Poland denies reports it froze controversial Holocaust Law

Israeli officials may have celebrated their success in delaying the heavily criticized Polish Holocaust law a little too quickly.

By: Batya Jerenberg, World Israel News

On Saturday, Polish Justice Minister Zbigniew Ziobro said that the new law imposing sentences of up to three years in jail for suggesting Poland as a nation was complicit in the Holocaust will not be implemented until the country’s Constitutional Tribunal determines whether it is compatible with the constitution.

He also noted that the Tribunal’s judgment on the issue was necessary so that prosecutors would know how to apply the law.

At the same time, it was announced that an official Polish government delegation would fly to Israel this week to try to work out a version of the legislation that would be acceptable to both countries.

This seemingly led to Israel’s Foreign Ministry declaring that due to Israeli pressure, Poland was “freezing” the law that had led to a serious diplomatic rift between the two countries.

However, on Sunday, Warsaw denied reports of such a freeze. A spokesman for the Polish Justice Ministry posted a tweet saying that “every act passed in Poland by the parliament and signed by the president becomes a law and goes into effect according to the date specified in it.” The date in this case is March 1.

According to Israel Hayom, Polish officials have also denied that an official delegation was coming to Israel this week for discussions. It was unclear if this meant that no government representatives would arrive – or perhaps just historians or legal scholars would be coming – or if no compromise on wording would be sought at all.

Ziobro, as well as Prime Minister Mateusz Morawiecki, have tried to emphasize that the law does not prohibit references to crimes committed by individual Poles and that it would not apply to Holocaust survivors, journalists or academic researchers. This would counter widespread condemnation of the bill as an attempt to whitewash history and restrict free speech.

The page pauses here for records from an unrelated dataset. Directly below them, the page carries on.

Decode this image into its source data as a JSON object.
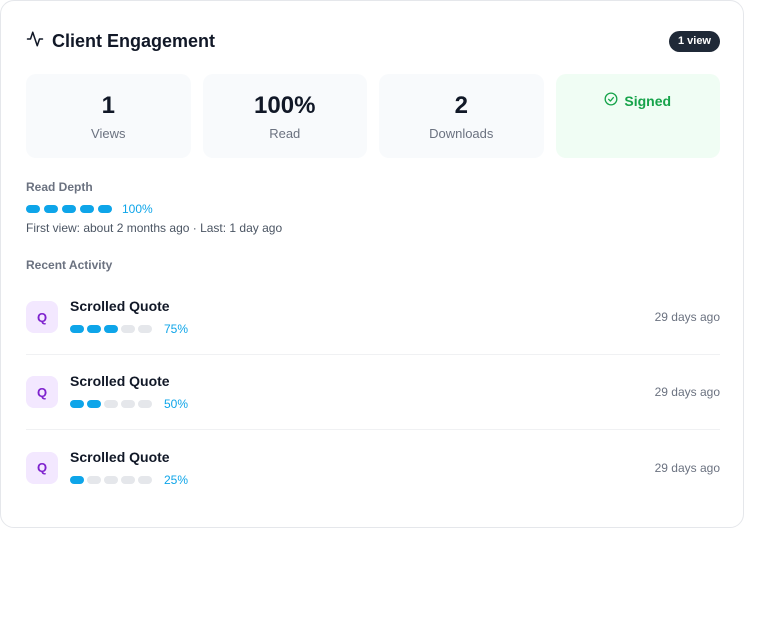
{
  "header": {
    "title": "Client Engagement",
    "icon": "activity-icon",
    "badge": "1 view"
  },
  "stats": [
    {
      "value": "1",
      "label": "Views"
    },
    {
      "value": "100%",
      "label": "Read"
    },
    {
      "value": "2",
      "label": "Downloads"
    }
  ],
  "signed": {
    "label": "Signed",
    "icon": "check-circle-icon",
    "color": "#16a34a"
  },
  "read_depth": {
    "label": "Read Depth",
    "segments_total": 5,
    "segments_filled": 5,
    "percent": "100%",
    "meta": "First view: about 2 months ago · Last: 1 day ago"
  },
  "recent": {
    "label": "Recent Activity",
    "items": [
      {
        "initial": "Q",
        "title": "Scrolled Quote",
        "filled": 3,
        "total": 5,
        "percent": "75%",
        "time": "29 days ago"
      },
      {
        "initial": "Q",
        "title": "Scrolled Quote",
        "filled": 2,
        "total": 5,
        "percent": "50%",
        "time": "29 days ago"
      },
      {
        "initial": "Q",
        "title": "Scrolled Quote",
        "filled": 1,
        "total": 5,
        "percent": "25%",
        "time": "29 days ago"
      }
    ]
  },
  "colors": {
    "accent": "#0ea5e9",
    "success": "#16a34a",
    "avatar_bg": "#f3e8ff",
    "avatar_fg": "#7e22ce"
  }
}
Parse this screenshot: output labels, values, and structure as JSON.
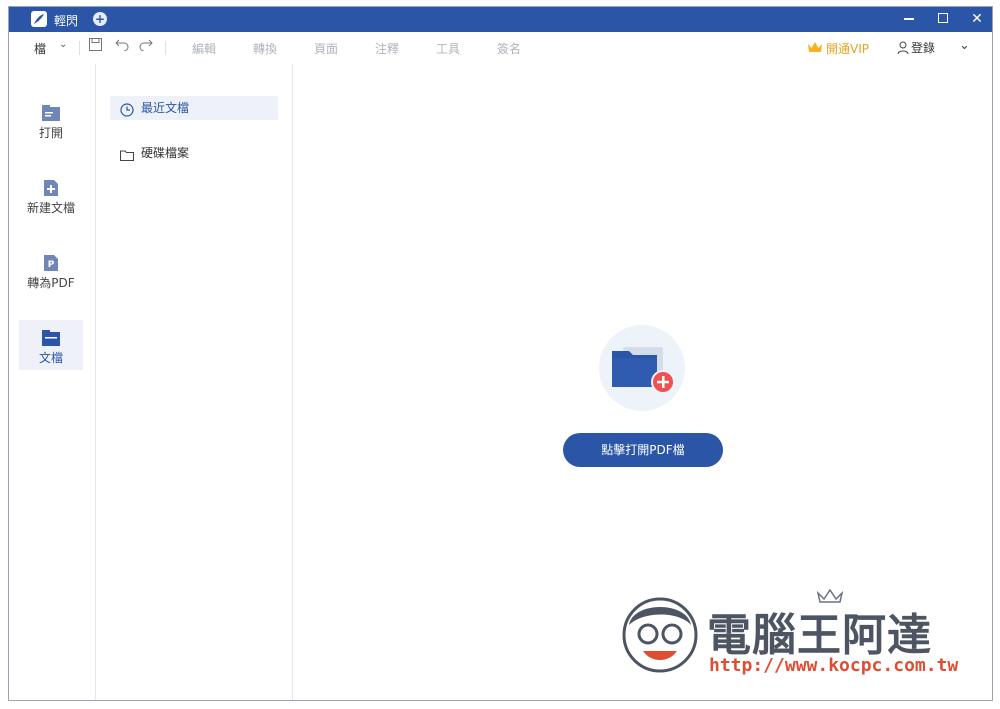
{
  "titlebar": {
    "title": "輕閃",
    "add_tab": "+",
    "minimize": "–",
    "close": "✕"
  },
  "toolbar": {
    "file": "檔",
    "menu": [
      "編輯",
      "轉換",
      "頁面",
      "注釋",
      "工具",
      "簽名"
    ],
    "vip": "開通VIP",
    "login": "登錄"
  },
  "rail": {
    "items": [
      {
        "label": "打開"
      },
      {
        "label": "新建文檔"
      },
      {
        "label": "轉為PDF"
      },
      {
        "label": "文檔"
      }
    ]
  },
  "panel2": {
    "items": [
      {
        "label": "最近文檔"
      },
      {
        "label": "硬碟檔案"
      }
    ]
  },
  "main": {
    "open_button": "點擊打開PDF檔"
  },
  "watermark": {
    "title": "電腦王阿達",
    "url": "http://www.kocpc.com.tw"
  },
  "colors": {
    "brand": "#2b56a8",
    "vip": "#e8a320",
    "accent_red": "#ef5350"
  }
}
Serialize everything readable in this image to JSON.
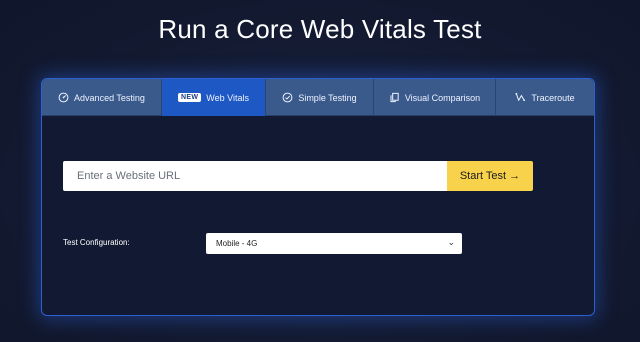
{
  "page": {
    "title": "Run a Core Web Vitals Test"
  },
  "tabs": [
    {
      "label": "Advanced Testing",
      "icon": "gauge-icon"
    },
    {
      "label": "Web Vitals",
      "icon": "",
      "badge": "NEW",
      "active": true
    },
    {
      "label": "Simple Testing",
      "icon": "check-circle-icon"
    },
    {
      "label": "Visual Comparison",
      "icon": "copy-icon"
    },
    {
      "label": "Traceroute",
      "icon": "traceroute-icon"
    }
  ],
  "search": {
    "placeholder": "Enter a Website URL",
    "button_label": "Start Test →"
  },
  "config": {
    "label": "Test Configuration:",
    "selected": "Mobile - 4G"
  },
  "colors": {
    "accent": "#1d58c4",
    "button": "#f7d24a",
    "tab_bar": "#3a5a8c",
    "panel_border": "#2e5fd1"
  }
}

However, Morawiecki in particular has often fanned the flames of the controversy rather than toning it down. He aroused fury in Jewish circles by declaring, less than two weeks ago in Munich, that along with Poles, “Jewish perpetrators” also bore responsibility for the Holocaust. On that same trip, he also published a photo on his Twitter page showing him paying his respects to a Polish anti-Communist underground group that collaborated with the Nazis towards the end of World War II.